── Materials provided ──
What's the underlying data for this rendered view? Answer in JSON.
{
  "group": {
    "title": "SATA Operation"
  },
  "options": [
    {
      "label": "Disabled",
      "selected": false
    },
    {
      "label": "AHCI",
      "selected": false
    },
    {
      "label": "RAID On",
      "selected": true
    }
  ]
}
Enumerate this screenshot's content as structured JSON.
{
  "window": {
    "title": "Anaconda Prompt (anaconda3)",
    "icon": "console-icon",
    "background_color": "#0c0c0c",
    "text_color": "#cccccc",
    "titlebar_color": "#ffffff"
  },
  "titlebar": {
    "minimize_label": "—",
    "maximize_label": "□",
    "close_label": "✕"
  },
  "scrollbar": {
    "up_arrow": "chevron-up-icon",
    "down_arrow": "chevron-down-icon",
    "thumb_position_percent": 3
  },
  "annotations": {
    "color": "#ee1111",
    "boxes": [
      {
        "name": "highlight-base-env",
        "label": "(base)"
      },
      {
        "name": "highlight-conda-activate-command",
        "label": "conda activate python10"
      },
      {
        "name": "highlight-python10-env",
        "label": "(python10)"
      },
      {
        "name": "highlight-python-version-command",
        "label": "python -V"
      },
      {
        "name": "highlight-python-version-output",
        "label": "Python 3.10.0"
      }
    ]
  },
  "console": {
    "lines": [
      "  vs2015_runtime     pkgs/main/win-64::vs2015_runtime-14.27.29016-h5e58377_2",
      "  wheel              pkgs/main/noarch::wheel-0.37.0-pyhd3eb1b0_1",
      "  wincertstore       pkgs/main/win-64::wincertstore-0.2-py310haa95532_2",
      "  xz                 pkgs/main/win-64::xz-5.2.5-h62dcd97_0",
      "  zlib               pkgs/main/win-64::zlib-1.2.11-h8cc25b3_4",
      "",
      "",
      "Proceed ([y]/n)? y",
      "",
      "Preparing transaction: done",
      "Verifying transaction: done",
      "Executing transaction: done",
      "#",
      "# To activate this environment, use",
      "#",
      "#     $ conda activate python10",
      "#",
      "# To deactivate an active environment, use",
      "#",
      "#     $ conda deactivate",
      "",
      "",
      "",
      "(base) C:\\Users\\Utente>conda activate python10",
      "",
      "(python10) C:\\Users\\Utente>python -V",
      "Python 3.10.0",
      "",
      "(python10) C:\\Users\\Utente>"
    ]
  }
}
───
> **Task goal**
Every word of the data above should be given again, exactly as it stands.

> **Solved exercise**
What's the underlying data for this rendered view? Answer in JSON.
{
  "group": {
    "title": "SATA Operation"
  },
  "options": [
    {
      "label": "Disabled",
      "selected": false
    },
    {
      "label": "AHCI",
      "selected": false
    },
    {
      "label": "RAID On",
      "selected": true
    }
  ]
}
Enumerate this screenshot's content as structured JSON.
{
  "window": {
    "title": "Anaconda Prompt (anaconda3)",
    "icon": "console-icon",
    "background_color": "#0c0c0c",
    "text_color": "#cccccc",
    "titlebar_color": "#ffffff"
  },
  "titlebar": {
    "minimize_label": "—",
    "maximize_label": "□",
    "close_label": "✕"
  },
  "scrollbar": {
    "up_arrow": "chevron-up-icon",
    "down_arrow": "chevron-down-icon",
    "thumb_position_percent": 3
  },
  "annotations": {
    "color": "#ee1111",
    "boxes": [
      {
        "name": "highlight-base-env",
        "label": "(base)"
      },
      {
        "name": "highlight-conda-activate-command",
        "label": "conda activate python10"
      },
      {
        "name": "highlight-python10-env",
        "label": "(python10)"
      },
      {
        "name": "highlight-python-version-command",
        "label": "python -V"
      },
      {
        "name": "highlight-python-version-output",
        "label": "Python 3.10.0"
      }
    ]
  },
  "console": {
    "lines": [
      "  vs2015_runtime     pkgs/main/win-64::vs2015_runtime-14.27.29016-h5e58377_2",
      "  wheel              pkgs/main/noarch::wheel-0.37.0-pyhd3eb1b0_1",
      "  wincertstore       pkgs/main/win-64::wincertstore-0.2-py310haa95532_2",
      "  xz                 pkgs/main/win-64::xz-5.2.5-h62dcd97_0",
      "  zlib               pkgs/main/win-64::zlib-1.2.11-h8cc25b3_4",
      "",
      "",
      "Proceed ([y]/n)? y",
      "",
      "Preparing transaction: done",
      "Verifying transaction: done",
      "Executing transaction: done",
      "#",
      "# To activate this environment, use",
      "#",
      "#     $ conda activate python10",
      "#",
      "# To deactivate an active environment, use",
      "#",
      "#     $ conda deactivate",
      "",
      "",
      "",
      "(base) C:\\Users\\Utente>conda activate python10",
      "",
      "(python10) C:\\Users\\Utente>python -V",
      "Python 3.10.0",
      "",
      "(python10) C:\\Users\\Utente>"
    ]
  }
}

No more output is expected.